**What you have to do:** What is needed here is a faithful repeat of every entry, with no character changed.

[Stored dataset items]

++++++++++

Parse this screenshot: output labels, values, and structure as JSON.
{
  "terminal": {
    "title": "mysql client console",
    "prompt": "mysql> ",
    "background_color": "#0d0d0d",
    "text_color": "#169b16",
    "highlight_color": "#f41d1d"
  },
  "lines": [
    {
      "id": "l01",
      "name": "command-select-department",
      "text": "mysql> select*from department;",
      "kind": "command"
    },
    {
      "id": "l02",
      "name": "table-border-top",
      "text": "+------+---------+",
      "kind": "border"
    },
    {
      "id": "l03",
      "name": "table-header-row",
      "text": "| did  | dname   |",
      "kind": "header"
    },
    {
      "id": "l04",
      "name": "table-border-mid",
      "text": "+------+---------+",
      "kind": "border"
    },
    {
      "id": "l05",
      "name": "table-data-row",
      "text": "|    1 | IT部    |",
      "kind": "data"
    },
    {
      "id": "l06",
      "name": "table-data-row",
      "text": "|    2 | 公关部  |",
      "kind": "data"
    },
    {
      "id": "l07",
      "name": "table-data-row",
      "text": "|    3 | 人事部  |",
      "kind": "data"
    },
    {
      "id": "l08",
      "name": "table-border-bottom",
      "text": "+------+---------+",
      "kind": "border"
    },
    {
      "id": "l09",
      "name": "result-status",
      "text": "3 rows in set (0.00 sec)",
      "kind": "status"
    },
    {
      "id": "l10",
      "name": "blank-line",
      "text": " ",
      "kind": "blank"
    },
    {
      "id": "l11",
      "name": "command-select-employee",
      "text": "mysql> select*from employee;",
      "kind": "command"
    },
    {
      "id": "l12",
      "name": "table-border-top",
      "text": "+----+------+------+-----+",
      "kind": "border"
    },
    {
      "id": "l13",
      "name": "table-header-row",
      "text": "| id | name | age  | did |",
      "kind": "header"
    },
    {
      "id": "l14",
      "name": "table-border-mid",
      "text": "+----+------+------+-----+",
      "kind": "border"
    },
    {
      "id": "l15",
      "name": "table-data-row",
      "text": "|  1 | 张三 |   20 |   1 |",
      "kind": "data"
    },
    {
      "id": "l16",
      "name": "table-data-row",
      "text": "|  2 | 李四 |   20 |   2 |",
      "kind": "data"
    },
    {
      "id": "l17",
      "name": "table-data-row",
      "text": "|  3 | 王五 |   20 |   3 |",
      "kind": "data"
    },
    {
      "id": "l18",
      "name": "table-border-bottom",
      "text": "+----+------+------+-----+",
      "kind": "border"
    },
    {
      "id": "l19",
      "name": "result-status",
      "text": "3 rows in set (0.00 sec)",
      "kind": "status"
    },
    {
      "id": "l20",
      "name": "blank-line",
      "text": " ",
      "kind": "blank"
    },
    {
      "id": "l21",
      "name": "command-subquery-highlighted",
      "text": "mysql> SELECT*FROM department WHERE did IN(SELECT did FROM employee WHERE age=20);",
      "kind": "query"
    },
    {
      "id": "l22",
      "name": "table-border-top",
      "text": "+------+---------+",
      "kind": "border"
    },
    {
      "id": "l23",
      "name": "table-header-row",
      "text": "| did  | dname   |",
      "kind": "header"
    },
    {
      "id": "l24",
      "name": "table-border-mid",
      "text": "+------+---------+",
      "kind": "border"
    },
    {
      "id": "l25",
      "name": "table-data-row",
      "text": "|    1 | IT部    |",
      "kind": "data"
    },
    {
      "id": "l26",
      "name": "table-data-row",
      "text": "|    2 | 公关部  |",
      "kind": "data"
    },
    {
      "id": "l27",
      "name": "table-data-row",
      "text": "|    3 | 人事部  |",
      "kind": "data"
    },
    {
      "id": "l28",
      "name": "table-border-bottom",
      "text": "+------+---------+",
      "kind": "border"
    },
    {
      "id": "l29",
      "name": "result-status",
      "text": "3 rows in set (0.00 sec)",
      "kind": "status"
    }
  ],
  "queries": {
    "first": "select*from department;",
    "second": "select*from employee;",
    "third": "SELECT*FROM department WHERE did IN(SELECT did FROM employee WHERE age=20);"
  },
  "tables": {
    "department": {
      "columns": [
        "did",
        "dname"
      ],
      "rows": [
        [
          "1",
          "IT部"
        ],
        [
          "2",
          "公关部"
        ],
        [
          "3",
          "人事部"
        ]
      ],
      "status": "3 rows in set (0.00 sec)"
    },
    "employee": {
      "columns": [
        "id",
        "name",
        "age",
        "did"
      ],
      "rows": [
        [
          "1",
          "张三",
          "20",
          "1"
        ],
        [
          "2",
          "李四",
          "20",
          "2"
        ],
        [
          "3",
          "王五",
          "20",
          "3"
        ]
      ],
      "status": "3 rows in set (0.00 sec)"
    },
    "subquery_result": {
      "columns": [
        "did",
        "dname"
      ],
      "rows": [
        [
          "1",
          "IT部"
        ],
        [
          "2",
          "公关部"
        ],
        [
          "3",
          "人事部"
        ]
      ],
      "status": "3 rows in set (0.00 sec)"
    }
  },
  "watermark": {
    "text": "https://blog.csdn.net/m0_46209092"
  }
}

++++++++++

**Response to this task:**
Parse this screenshot: output labels, values, and structure as JSON.
{
  "terminal": {
    "title": "mysql client console",
    "prompt": "mysql> ",
    "background_color": "#0d0d0d",
    "text_color": "#169b16",
    "highlight_color": "#f41d1d"
  },
  "lines": [
    {
      "id": "l01",
      "name": "command-select-department",
      "text": "mysql> select*from department;",
      "kind": "command"
    },
    {
      "id": "l02",
      "name": "table-border-top",
      "text": "+------+---------+",
      "kind": "border"
    },
    {
      "id": "l03",
      "name": "table-header-row",
      "text": "| did  | dname   |",
      "kind": "header"
    },
    {
      "id": "l04",
      "name": "table-border-mid",
      "text": "+------+---------+",
      "kind": "border"
    },
    {
      "id": "l05",
      "name": "table-data-row",
      "text": "|    1 | IT部    |",
      "kind": "data"
    },
    {
      "id": "l06",
      "name": "table-data-row",
      "text": "|    2 | 公关部  |",
      "kind": "data"
    },
    {
      "id": "l07",
      "name": "table-data-row",
      "text": "|    3 | 人事部  |",
      "kind": "data"
    },
    {
      "id": "l08",
      "name": "table-border-bottom",
      "text": "+------+---------+",
      "kind": "border"
    },
    {
      "id": "l09",
      "name": "result-status",
      "text": "3 rows in set (0.00 sec)",
      "kind": "status"
    },
    {
      "id": "l10",
      "name": "blank-line",
      "text": " ",
      "kind": "blank"
    },
    {
      "id": "l11",
      "name": "command-select-employee",
      "text": "mysql> select*from employee;",
      "kind": "command"
    },
    {
      "id": "l12",
      "name": "table-border-top",
      "text": "+----+------+------+-----+",
      "kind": "border"
    },
    {
      "id": "l13",
      "name": "table-header-row",
      "text": "| id | name | age  | did |",
      "kind": "header"
    },
    {
      "id": "l14",
      "name": "table-border-mid",
      "text": "+----+------+------+-----+",
      "kind": "border"
    },
    {
      "id": "l15",
      "name": "table-data-row",
      "text": "|  1 | 张三 |   20 |   1 |",
      "kind": "data"
    },
    {
      "id": "l16",
      "name": "table-data-row",
      "text": "|  2 | 李四 |   20 |   2 |",
      "kind": "data"
    },
    {
      "id": "l17",
      "name": "table-data-row",
      "text": "|  3 | 王五 |   20 |   3 |",
      "kind": "data"
    },
    {
      "id": "l18",
      "name": "table-border-bottom",
      "text": "+----+------+------+-----+",
      "kind": "border"
    },
    {
      "id": "l19",
      "name": "result-status",
      "text": "3 rows in set (0.00 sec)",
      "kind": "status"
    },
    {
      "id": "l20",
      "name": "blank-line",
      "text": " ",
      "kind": "blank"
    },
    {
      "id": "l21",
      "name": "command-subquery-highlighted",
      "text": "mysql> SELECT*FROM department WHERE did IN(SELECT did FROM employee WHERE age=20);",
      "kind": "query"
    },
    {
      "id": "l22",
      "name": "table-border-top",
      "text": "+------+---------+",
      "kind": "border"
    },
    {
      "id": "l23",
      "name": "table-header-row",
      "text": "| did  | dname   |",
      "kind": "header"
    },
    {
      "id": "l24",
      "name": "table-border-mid",
      "text": "+------+---------+",
      "kind": "border"
    },
    {
      "id": "l25",
      "name": "table-data-row",
      "text": "|    1 | IT部    |",
      "kind": "data"
    },
    {
      "id": "l26",
      "name": "table-data-row",
      "text": "|    2 | 公关部  |",
      "kind": "data"
    },
    {
      "id": "l27",
      "name": "table-data-row",
      "text": "|    3 | 人事部  |",
      "kind": "data"
    },
    {
      "id": "l28",
      "name": "table-border-bottom",
      "text": "+------+---------+",
      "kind": "border"
    },
    {
      "id": "l29",
      "name": "result-status",
      "text": "3 rows in set (0.00 sec)",
      "kind": "status"
    }
  ],
  "queries": {
    "first": "select*from department;",
    "second": "select*from employee;",
    "third": "SELECT*FROM department WHERE did IN(SELECT did FROM employee WHERE age=20);"
  },
  "tables": {
    "department": {
      "columns": [
        "did",
        "dname"
      ],
      "rows": [
        [
          "1",
          "IT部"
        ],
        [
          "2",
          "公关部"
        ],
        [
          "3",
          "人事部"
        ]
      ],
      "status": "3 rows in set (0.00 sec)"
    },
    "employee": {
      "columns": [
        "id",
        "name",
        "age",
        "did"
      ],
      "rows": [
        [
          "1",
          "张三",
          "20",
          "1"
        ],
        [
          "2",
          "李四",
          "20",
          "2"
        ],
        [
          "3",
          "王五",
          "20",
          "3"
        ]
      ],
      "status": "3 rows in set (0.00 sec)"
    },
    "subquery_result": {
      "columns": [
        "did",
        "dname"
      ],
      "rows": [
        [
          "1",
          "IT部"
        ],
        [
          "2",
          "公关部"
        ],
        [
          "3",
          "人事部"
        ]
      ],
      "status": "3 rows in set (0.00 sec)"
    }
  },
  "watermark": {
    "text": "https://blog.csdn.net/m0_46209092"
  }
}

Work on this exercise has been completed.